Dataset excerpts:
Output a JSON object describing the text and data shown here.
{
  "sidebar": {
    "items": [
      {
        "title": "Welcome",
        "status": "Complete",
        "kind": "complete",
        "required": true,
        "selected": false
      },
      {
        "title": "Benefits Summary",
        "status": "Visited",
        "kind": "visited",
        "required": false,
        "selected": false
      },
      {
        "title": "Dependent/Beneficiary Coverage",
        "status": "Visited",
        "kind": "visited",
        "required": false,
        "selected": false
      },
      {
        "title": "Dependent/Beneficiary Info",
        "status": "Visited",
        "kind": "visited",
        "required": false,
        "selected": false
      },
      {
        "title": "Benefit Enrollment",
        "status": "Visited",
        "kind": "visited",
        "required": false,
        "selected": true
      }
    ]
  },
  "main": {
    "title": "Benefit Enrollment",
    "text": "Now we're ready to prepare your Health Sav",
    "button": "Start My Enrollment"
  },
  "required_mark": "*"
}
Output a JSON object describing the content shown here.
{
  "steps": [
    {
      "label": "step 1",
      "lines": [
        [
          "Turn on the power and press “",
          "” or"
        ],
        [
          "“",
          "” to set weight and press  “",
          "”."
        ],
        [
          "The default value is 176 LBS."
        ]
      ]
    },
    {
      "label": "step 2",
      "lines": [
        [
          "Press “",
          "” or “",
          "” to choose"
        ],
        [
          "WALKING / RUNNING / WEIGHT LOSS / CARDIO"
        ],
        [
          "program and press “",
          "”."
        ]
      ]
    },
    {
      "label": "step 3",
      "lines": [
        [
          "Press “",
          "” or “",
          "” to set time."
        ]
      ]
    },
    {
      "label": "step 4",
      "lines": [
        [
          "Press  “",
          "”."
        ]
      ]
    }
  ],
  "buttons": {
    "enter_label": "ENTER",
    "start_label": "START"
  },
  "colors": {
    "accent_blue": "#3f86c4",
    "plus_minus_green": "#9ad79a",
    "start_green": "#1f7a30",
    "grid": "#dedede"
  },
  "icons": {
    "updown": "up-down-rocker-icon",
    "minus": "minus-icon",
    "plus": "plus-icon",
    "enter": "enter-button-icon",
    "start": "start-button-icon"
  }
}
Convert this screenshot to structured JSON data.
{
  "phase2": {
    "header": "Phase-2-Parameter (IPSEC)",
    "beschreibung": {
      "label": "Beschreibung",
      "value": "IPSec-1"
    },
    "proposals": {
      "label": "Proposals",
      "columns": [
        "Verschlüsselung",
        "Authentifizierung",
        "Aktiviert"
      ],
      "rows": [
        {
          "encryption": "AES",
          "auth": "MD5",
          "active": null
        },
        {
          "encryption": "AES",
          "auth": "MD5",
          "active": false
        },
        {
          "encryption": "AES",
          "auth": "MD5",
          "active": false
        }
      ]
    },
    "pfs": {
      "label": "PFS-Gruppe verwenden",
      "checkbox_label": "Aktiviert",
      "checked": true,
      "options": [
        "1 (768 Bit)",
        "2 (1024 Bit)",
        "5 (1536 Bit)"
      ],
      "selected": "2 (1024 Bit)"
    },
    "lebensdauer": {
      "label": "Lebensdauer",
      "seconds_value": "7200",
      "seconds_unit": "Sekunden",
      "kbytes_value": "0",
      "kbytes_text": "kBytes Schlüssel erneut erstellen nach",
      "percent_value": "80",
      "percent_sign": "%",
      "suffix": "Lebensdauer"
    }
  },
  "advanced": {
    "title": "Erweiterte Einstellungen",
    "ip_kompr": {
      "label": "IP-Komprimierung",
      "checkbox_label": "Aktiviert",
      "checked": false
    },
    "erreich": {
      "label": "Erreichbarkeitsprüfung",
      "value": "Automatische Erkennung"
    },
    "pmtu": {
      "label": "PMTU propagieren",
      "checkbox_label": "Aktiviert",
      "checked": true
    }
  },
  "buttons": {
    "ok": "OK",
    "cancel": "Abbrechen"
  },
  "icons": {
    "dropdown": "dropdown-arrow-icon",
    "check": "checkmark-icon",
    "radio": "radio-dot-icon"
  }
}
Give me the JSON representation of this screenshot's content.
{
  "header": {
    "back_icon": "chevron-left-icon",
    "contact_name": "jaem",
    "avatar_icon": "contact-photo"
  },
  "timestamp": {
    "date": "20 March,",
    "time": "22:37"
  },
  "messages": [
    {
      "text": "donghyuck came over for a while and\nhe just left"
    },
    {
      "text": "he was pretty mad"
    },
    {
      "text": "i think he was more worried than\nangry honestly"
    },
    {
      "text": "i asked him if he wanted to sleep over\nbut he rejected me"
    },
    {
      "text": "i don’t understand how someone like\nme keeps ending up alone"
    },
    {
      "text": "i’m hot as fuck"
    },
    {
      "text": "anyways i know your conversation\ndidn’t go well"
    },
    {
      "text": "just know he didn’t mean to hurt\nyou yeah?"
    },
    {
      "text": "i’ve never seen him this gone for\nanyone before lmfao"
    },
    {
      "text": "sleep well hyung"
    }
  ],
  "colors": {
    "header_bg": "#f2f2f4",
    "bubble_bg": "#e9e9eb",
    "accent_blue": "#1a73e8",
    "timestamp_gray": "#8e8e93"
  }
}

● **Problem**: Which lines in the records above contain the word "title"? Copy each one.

● **Solution**:
        "title": "Welcome",
        "title": "Benefits Summary",
        "title": "Dependent/Beneficiary Coverage",
        "title": "Dependent/Beneficiary Info",
        "title": "Benefit Enrollment",
    "title": "Benefit Enrollment",
    "title": "Erweiterte Einstellungen",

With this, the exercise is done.